***** Records supplied *****

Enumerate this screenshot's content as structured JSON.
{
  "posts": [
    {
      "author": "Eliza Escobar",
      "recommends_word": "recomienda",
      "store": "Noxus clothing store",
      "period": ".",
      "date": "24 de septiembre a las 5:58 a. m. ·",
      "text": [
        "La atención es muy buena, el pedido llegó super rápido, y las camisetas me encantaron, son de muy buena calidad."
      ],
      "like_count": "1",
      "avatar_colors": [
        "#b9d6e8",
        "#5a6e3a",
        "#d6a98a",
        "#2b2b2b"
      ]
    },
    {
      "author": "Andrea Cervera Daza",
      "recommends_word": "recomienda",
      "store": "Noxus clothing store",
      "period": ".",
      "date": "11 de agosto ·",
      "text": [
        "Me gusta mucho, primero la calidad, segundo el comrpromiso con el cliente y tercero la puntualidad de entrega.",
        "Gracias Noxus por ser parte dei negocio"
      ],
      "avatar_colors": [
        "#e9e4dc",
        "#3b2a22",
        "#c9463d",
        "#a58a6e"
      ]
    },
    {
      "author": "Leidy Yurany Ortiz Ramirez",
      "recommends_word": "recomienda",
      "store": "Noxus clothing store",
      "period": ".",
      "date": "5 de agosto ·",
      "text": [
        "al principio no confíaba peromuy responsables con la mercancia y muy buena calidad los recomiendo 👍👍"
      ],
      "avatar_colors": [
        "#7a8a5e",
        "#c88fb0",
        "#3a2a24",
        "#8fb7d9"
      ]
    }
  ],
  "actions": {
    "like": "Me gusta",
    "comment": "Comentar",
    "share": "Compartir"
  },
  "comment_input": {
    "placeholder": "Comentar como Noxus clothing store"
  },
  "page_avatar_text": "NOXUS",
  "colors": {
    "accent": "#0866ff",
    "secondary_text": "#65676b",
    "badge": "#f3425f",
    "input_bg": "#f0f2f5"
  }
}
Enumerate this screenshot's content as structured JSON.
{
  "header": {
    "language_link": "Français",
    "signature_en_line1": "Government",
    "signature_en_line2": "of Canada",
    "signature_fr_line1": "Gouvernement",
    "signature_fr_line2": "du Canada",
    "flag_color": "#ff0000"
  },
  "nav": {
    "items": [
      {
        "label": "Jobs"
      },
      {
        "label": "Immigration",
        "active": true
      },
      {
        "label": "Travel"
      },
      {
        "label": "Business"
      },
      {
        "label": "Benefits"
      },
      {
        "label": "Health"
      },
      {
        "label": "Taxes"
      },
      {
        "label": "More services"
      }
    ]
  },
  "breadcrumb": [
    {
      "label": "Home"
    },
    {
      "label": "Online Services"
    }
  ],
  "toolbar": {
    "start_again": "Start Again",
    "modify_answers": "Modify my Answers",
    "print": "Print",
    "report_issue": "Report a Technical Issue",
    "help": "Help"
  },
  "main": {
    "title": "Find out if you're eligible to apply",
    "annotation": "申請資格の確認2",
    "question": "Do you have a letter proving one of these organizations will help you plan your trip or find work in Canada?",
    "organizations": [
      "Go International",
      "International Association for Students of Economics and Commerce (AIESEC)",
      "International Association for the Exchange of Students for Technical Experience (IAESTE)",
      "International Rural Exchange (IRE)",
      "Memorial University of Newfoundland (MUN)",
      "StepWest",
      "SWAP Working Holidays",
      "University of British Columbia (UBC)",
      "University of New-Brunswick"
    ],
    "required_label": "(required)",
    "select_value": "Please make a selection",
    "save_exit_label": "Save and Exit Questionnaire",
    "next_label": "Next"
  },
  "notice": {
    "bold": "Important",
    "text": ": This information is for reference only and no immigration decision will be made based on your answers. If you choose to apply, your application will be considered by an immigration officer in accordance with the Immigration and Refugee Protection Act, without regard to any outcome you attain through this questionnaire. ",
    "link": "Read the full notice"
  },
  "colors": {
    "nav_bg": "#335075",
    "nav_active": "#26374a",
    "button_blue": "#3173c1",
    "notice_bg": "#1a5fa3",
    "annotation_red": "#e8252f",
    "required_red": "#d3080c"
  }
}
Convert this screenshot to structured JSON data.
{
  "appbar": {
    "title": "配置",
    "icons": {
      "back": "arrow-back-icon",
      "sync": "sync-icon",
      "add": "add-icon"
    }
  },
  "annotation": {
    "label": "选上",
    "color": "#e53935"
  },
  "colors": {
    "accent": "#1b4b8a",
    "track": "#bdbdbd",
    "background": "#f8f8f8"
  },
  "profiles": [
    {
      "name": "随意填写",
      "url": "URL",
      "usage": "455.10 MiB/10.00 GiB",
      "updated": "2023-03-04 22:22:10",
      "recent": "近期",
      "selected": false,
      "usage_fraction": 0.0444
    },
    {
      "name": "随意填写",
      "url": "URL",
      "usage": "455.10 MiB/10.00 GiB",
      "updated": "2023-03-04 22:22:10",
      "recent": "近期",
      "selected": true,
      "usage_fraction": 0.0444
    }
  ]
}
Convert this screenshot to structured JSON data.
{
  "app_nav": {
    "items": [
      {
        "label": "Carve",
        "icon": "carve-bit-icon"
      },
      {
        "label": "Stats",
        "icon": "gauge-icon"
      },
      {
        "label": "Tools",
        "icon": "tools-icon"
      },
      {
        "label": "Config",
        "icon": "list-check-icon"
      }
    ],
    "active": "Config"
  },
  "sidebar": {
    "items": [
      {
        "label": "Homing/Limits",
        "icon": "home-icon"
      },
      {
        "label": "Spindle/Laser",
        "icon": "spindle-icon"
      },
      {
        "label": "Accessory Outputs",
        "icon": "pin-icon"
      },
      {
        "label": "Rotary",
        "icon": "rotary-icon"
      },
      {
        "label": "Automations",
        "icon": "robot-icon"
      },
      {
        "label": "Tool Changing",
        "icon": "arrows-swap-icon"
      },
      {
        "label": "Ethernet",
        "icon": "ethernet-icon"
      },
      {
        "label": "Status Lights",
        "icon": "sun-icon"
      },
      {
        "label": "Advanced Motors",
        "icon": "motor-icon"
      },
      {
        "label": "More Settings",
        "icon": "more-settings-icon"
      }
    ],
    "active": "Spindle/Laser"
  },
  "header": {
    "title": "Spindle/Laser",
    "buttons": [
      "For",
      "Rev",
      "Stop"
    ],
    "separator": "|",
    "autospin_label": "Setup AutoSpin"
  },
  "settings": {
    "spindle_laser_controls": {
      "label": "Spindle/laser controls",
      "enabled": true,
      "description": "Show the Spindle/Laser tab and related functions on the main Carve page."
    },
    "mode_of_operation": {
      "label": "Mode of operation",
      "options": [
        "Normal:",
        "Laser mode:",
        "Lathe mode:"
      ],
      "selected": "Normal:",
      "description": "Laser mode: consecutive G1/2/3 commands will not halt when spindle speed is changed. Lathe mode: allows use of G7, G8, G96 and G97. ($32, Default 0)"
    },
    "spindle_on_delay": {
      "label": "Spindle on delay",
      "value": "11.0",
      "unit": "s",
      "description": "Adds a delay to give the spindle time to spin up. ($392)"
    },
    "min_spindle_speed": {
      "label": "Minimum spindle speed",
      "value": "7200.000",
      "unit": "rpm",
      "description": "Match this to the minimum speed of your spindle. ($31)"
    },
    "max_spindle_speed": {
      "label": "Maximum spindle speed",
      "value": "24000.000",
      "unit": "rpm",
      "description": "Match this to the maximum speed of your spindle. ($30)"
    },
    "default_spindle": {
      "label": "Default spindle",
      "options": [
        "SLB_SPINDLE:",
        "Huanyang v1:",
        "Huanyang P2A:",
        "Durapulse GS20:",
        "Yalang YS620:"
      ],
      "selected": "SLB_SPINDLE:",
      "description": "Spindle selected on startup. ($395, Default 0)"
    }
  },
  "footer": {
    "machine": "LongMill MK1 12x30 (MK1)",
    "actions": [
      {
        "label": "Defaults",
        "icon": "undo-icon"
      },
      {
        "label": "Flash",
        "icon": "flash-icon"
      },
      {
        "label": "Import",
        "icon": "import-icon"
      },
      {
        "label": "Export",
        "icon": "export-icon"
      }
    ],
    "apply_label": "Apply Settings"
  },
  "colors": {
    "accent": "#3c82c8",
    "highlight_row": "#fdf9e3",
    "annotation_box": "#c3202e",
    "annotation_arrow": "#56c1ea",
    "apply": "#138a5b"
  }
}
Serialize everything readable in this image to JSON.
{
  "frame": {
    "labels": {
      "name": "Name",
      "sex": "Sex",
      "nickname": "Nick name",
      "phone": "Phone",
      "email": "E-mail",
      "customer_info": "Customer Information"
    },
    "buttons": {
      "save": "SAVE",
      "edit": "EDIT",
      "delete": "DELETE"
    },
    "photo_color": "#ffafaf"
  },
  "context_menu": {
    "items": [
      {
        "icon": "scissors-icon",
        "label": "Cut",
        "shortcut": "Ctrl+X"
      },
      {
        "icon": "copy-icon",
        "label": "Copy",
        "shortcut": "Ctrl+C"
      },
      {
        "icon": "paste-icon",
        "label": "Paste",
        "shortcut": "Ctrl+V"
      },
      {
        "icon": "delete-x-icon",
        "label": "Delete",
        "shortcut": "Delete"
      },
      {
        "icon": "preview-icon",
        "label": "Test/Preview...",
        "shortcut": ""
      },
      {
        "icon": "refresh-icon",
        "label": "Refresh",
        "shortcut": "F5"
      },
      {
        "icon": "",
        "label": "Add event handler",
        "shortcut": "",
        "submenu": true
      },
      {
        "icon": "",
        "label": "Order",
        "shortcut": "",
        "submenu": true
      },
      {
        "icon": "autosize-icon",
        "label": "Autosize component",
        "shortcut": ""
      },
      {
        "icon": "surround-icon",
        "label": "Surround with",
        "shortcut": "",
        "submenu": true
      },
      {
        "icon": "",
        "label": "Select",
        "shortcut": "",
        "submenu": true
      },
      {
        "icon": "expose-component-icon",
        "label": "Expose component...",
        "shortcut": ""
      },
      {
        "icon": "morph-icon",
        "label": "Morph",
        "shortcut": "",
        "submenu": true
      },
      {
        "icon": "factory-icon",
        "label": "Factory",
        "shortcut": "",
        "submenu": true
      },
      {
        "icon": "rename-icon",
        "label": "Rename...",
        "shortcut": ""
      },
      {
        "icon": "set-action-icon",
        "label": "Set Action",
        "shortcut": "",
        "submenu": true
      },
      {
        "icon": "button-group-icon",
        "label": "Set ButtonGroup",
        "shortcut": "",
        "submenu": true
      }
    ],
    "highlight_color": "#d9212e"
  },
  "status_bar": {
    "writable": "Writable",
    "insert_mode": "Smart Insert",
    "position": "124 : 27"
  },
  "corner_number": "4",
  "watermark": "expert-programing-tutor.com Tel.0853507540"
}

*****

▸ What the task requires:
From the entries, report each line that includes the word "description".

▸ Solution for this task:
      "description": "Show the Spindle/Laser tab and related functions on the main Carve page."
      "description": "Laser mode: consecutive G1/2/3 commands will not halt when spindle speed is changed. Lathe mode: allows use of G7, G8, G96 and G97. ($32, Default 0)"
      "description": "Adds a delay to give the spindle time to spin up. ($392)"
      "description": "Match this to the minimum speed of your spindle. ($31)"
      "description": "Match this to the maximum speed of your spindle. ($30)"
      "description": "Spindle selected on startup. ($395, Default 0)"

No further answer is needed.